Warmer Weather, Thicker Coats: How to Groom Your Pets
Some people are not sure of how to groom their thick-coated pets in warmer weather. There are many things to take into consideration, including ensuring that your pet is comfortable because the heat is on its way.
Some pet parents resort to shaving their dog or cat during the hotter months, but hold on!
“Our pets’ coats have several layers that are essential to their comfort in the heat,” according to the article, “Heat Wave Approaching! Should You Shave Your Pet?” at ASPCA.org. “Robbing your dog or cat of this natural cooling system can lead to discomfort, overheating and other serious dangers like sunburn or skin cancer.”
Stick to a shorter “summer cut” or let them shed naturally. Also remember to provide shade and water when your pet is outside with you.
“Extreme heat can pose a real threat to cats and dogs, just as it can to humans,” according to the article, “Grooming Tips for Warm Weather” at PetAssure.com. “Cats and dogs simply cannot tolerate extreme temperatures. As a responsible pet owner, it’s up to you to make sure your pet is safe during warm weather conditions.”
Ensure your pet is groomed properly when it’s warmer. The PetAssure article advises to keep your dog’s coat free of mats and dirt. Other tips include:
• Regular brushing to remove undercoat
• Frequently brush to prevent matted fur
• Clip long hair on dogs and cats
• Don’t cut hair too short; pets can get sunburn plus you don’t want to damage the coat for the winter
• Trim hair around paws and hindquarters
• Check your pet’s coat for insects
• Bathe your pet especially if he likes to play in dirt
Groom accordingly for the hotter weather, but keep it up all year long as well. Your pets will thank you.

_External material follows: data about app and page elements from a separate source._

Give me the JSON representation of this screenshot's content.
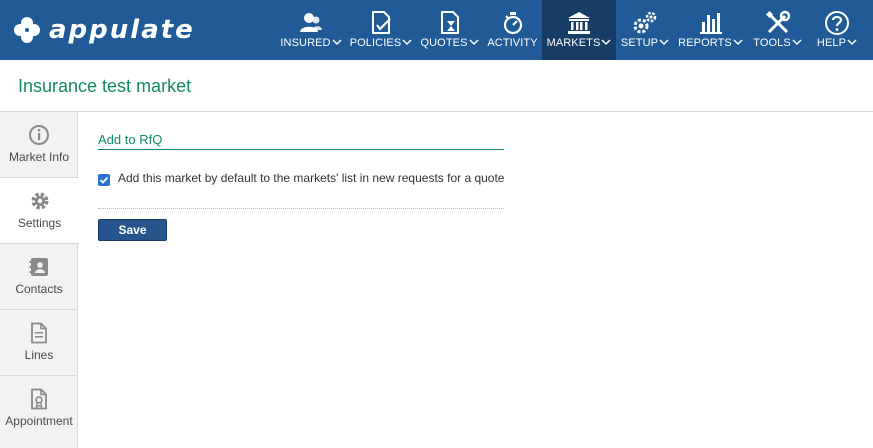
{
  "app": {
    "logo_text": "appulate"
  },
  "nav": {
    "items": [
      {
        "label": "INSURED",
        "icon": "insured-icon",
        "has_dropdown": true
      },
      {
        "label": "POLICIES",
        "icon": "policies-icon",
        "has_dropdown": true
      },
      {
        "label": "QUOTES",
        "icon": "quotes-icon",
        "has_dropdown": true
      },
      {
        "label": "ACTIVITY",
        "icon": "activity-icon",
        "has_dropdown": false
      },
      {
        "label": "MARKETS",
        "icon": "markets-icon",
        "has_dropdown": true,
        "active": true
      },
      {
        "label": "SETUP",
        "icon": "setup-icon",
        "has_dropdown": true
      },
      {
        "label": "REPORTS",
        "icon": "reports-icon",
        "has_dropdown": true
      },
      {
        "label": "TOOLS",
        "icon": "tools-icon",
        "has_dropdown": true
      },
      {
        "label": "HELP",
        "icon": "help-icon",
        "has_dropdown": true
      }
    ]
  },
  "page": {
    "title": "Insurance test market"
  },
  "sidebar": {
    "items": [
      {
        "label": "Market Info",
        "icon": "info-icon"
      },
      {
        "label": "Settings",
        "icon": "gear-icon",
        "selected": true
      },
      {
        "label": "Contacts",
        "icon": "contacts-icon"
      },
      {
        "label": "Lines",
        "icon": "document-icon"
      },
      {
        "label": "Appointment",
        "icon": "certificate-icon"
      }
    ]
  },
  "main": {
    "section_title": "Add to RfQ",
    "default_checkbox": {
      "label": "Add this market by default to the markets' list in new requests for a quote",
      "checked": true
    },
    "save_label": "Save"
  },
  "colors": {
    "nav_bg": "#215b97",
    "nav_active": "#173d66",
    "accent_green": "#128a66",
    "button_bg": "#25558c",
    "checkbox": "#2a6fd3"
  }
}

According to the article, “These Dog Training Tips Can Help Your Pup Overcome Leash Reactivity,” at petMD.com, “Leash-reactive dogs are triggered by stimuli in the environment, responding with over-the-top behaviors that increase stress levels for the pet parent, the dog and everyone within barking distance.”

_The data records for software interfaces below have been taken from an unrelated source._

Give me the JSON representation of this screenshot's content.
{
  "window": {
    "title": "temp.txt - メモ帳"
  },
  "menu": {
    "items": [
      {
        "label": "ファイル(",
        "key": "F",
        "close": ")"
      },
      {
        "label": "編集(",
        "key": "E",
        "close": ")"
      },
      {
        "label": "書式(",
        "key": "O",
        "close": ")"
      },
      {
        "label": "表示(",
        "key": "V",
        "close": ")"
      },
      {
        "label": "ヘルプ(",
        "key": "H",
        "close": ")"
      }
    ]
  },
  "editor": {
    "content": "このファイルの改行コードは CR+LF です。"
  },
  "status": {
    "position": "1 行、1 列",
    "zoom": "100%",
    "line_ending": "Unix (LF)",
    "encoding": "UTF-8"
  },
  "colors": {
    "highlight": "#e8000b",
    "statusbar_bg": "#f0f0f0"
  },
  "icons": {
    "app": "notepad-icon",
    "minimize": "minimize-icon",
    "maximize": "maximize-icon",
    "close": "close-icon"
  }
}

You may think that a leashed dog who barks, growls or lunges wants to start something with the “trigger.” However, “many dogs exhibit those types of reactions in an effort to increase their distance from the triggering stimulus,” the article said.
What may seem aggressive could be anxiety or fear – it’s defensive.

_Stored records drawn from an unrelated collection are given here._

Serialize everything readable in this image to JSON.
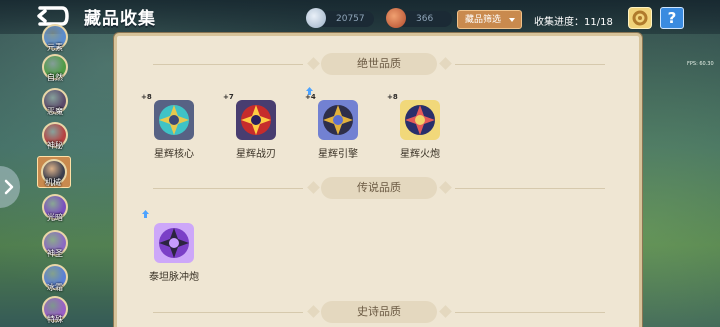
{
  "header": {
    "title": "藏品收集",
    "resource_a": "20757",
    "resource_b": "366",
    "filter_label": "藏品筛选",
    "progress_label": "收集进度：",
    "progress_value": "11/18",
    "help_label": "?"
  },
  "fps": "FPS: 60.30",
  "sidebar": {
    "items": [
      {
        "label": "元素",
        "color": "#5a8ccf"
      },
      {
        "label": "自然",
        "color": "#4f9b46"
      },
      {
        "label": "恶魔",
        "color": "#5b4a6a"
      },
      {
        "label": "神秘",
        "color": "#b64242"
      },
      {
        "label": "机械",
        "color": "#3b3f4e"
      },
      {
        "label": "光暗",
        "color": "#7a4fbf"
      },
      {
        "label": "神圣",
        "color": "#8a6ac2"
      },
      {
        "label": "冰霜",
        "color": "#5a7fd6"
      },
      {
        "label": "特殊",
        "color": "#9a5fc7"
      }
    ]
  },
  "sections": [
    {
      "title": "绝世品质",
      "items": [
        {
          "name": "星辉核心",
          "level": "+8",
          "colors": [
            "#3fc3c6",
            "#e6c94e",
            "#3c4a76"
          ]
        },
        {
          "name": "星辉战刃",
          "level": "+7",
          "colors": [
            "#c62c2c",
            "#ffcc44",
            "#2a1f5e"
          ]
        },
        {
          "name": "星辉引擎",
          "level": "+4",
          "colors": [
            "#2e2e4a",
            "#e2b13c",
            "#5c6fd1"
          ]
        },
        {
          "name": "星辉火炮",
          "level": "+8",
          "colors": [
            "#2a2f6b",
            "#e45a5a",
            "#f1d56a"
          ]
        }
      ]
    },
    {
      "title": "传说品质",
      "items": [
        {
          "name": "泰坦脉冲炮",
          "level": "",
          "colors": [
            "#7b3fc7",
            "#2c2440",
            "#c79bff"
          ]
        }
      ]
    },
    {
      "title": "史诗品质",
      "items": []
    }
  ]
}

Causes of leash reactivity can include:
• No socialization as a puppy
• Bad experiences on a walk
Gentle training methods can help. The purpose is “changing your dog’s perception of the stressor.”
• Use high-value treats and a “marker” (clicker or verbal word).
• Determine your dog’s “buffer zone” and don’t get too close to the trigger.
• When your dog sees the trigger, mark that moment with a click or the verbal word then give the treat.
• Continue by marking and rewarding until trigger can’t be seen.
Your dog should start to realize the “trigger” means something good will occur. If all goes well, you can start decreasing “the distance between your dog and the trigger during walks, always making sure that your dog is relaxed and still able to eat treats as you get closer,” the article said.
“In an emergency, if your dog becomes overwhelmingly worked up at the sight of an approaching dog, you can distract him by tossing treats on the ground for him to pick up until the other dog is past,” according to the article, “Help! My Dog Lunges at Other Dogs,” at Vetstreet.com.
Start preparing your family pet months in advance for the new arrival.
If your dog hasn’t been around children, she may find things upsetting. Her schedule will change as will yours. Prepare and teach her skills to interact with baby and help adjust to the new changes, according to the article, “Dogs and Babies” at ASPCA.org.
“Teaching your dog some basic obedience skills will help you manage her behavior when the baby comes,” the article said.
The article offers some tips, including:
• Four months before baby, slowly introduce your dog to new sights, sounds, smells of the baby, and associate with rewards.
• One to two months before baby arrives, start making the changes that will affect your dog’s routine.
• Be calm during the introduction. Speak to your dog calmly and in a positive manner.
• “Never force your dog to interact with your baby,” the article said.
• Seek professional advice if you see any aggressive behavior.
There are stories that cats and babies don’t mix, but they are mainly tales. However, toxoplasmosis is real, so while you are pregnant, make sure your cat is kept indoors at all times.
Prepare your cat for the newborn throughout your pregnancy, according to the article, “Prepare Your Cat for Your New Baby,” at WebMD.com:
• Play tapes of baby noises.
• Set up nursery furniture early but set limits to where your cat can go.
• Make surfaces unwelcoming using double-sided adhesive tape.
• Place a piece of the baby’s blanket or clothing in a quiet area for your cat to investigate.
Never leave your infant alone with any companion animal. Prepare ahead for a positive transition.